The car is perhaps the greater challenge, as it is significantly quicker than the car used up to the end of 2012. The new car is a naturally-aspirated engine that produces 400bhp, compared to last year’s smaller turbo-charged unit that produced only 280bhp. That’s a massive difference for a car inside the same series and it will take some getting used to. So far this season, the new car has been quicker by a few seconds per lap at every race weekend than last year’s car was in 2012.
In terms of learning the circuit, Alice has not had time to make use of a simulator, and has had to learn her way around the track by watching videos of Formula One drivers from the last few years. While that will help with the layout of the track, it’s not a substitute for time on the circuit, which leads to her next challenge – there is only one 45-minute practice session in a GP3 weekend.
That practice session has already happened – it took place earlier today. Alice Powell was 21st out of 26 drivers in the session, 3.131 seconds off the pace. It’s no surprise that she was not able to challenge the top half of the field, simply because she’s now had just 45 minutes in the car compared to a whole season for most of the drivers.
What was impressive about Alice Powell’s performance in practice in Abu Dhabi was her pace relative to her team-mate. Carmen Jorda has not exactly set the timing screens alight through the season, but she’s had the whole of 2013 to develop and get quicker, while Powell has had no time at all in the GP3 car. Alice was 1.7 seconds quicker than Carmen Jorda despite all the obstacles that she faced, and that is a display of some skill and confidence.
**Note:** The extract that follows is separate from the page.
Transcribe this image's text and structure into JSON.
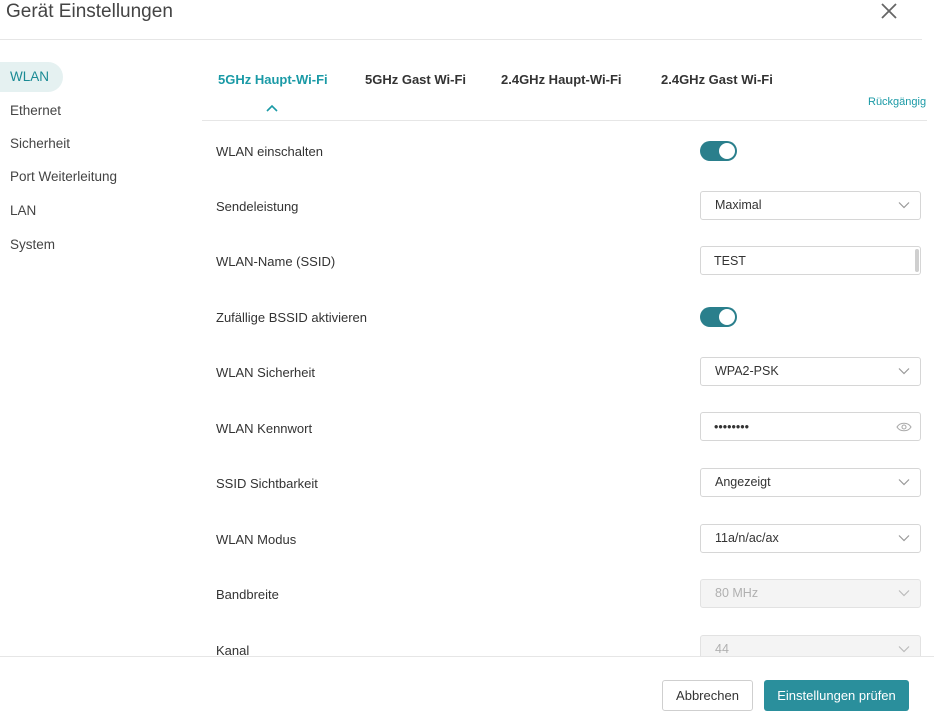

The rest of this weekend will be crucial for Alice Powell’s future in single-seater racing. Her stated aim is to race in GP2 or GP3 next season. To achieve that aim, she needs to find a lot of sponsorship by the start of next season. If she can continue to progress through this weekend, and perhaps pick up a point or two in the races, it will be a very strong statement to potential sponsors that she is a worthwhile investment.
Motor racing has historically been considered a man’s sport, which is evident from the almost total lack of women at the higher levels of racing. But over time, more and more women are becoming involved in all aspects of racing – from management to engineering to driving. One such aspiring woman is racing driver Samin Gomez, who has recently secured a seat in GP3, the major feeder series for GP2, which in turn is the major feeder series for Formula One.
Samin Gomez, a 21 year old Venezuelan, has risen through the junior ranks of racing quite quickly. She spent a year karting in Venezuela and France in 2007, before moving straight into single seaters in 2008 with two appearances in the Asian Formula Renault Challenge. 2009 and 2010 saw her remain in the series and complete two full seasons, finishing third overall in 2010.
In 2011, Gomez began a partnership with Jenzer Motorsport, which has brought her to GP3. She drove for Jenzer in the Formula Pilota China series and also competed in the Formula Abarth Italian and European Championships. A second season of European and Italian Formula Abarth followed in 2012, with Gomez finishing seventh overall in each series.
Now she’s in GP3, which is likely to be quite a different challenge. Promising drivers from all over the world compete in GP3 in the hope of making the step up to Gp2 and then finding a way into Formula One. The racing is tough, close and challening, as rising star Alice Powell discovered in 2012, when she scored just one point in her debut GP3 season after winning the Formula Renault BARC title two years previously.
Gomez has the backing of PDVSA, the Venezuelan state-owned oil and gas giant who also provides sponsorship to F1 race winner Pastor Maldonado. While she can clearly drive, with podiums and pole positions in her junior level racing, it seems that her Venezuelan sponsorship may have helped to fast-track her career. To date, Gomez has not won a race in a single seater series, which suggests that she could spend some time acclimatising to the intense competition of GP3.
The first race of the 2013 GP3 series is on 11 May in Spain. As it is part of the Formula One Spanish Grand Prix weekend, Gomez’s debut will be an ideal chance to show the racing world what she can do. Until then, she will be testing and training to make sure she starts with as much preparation behind her as possible.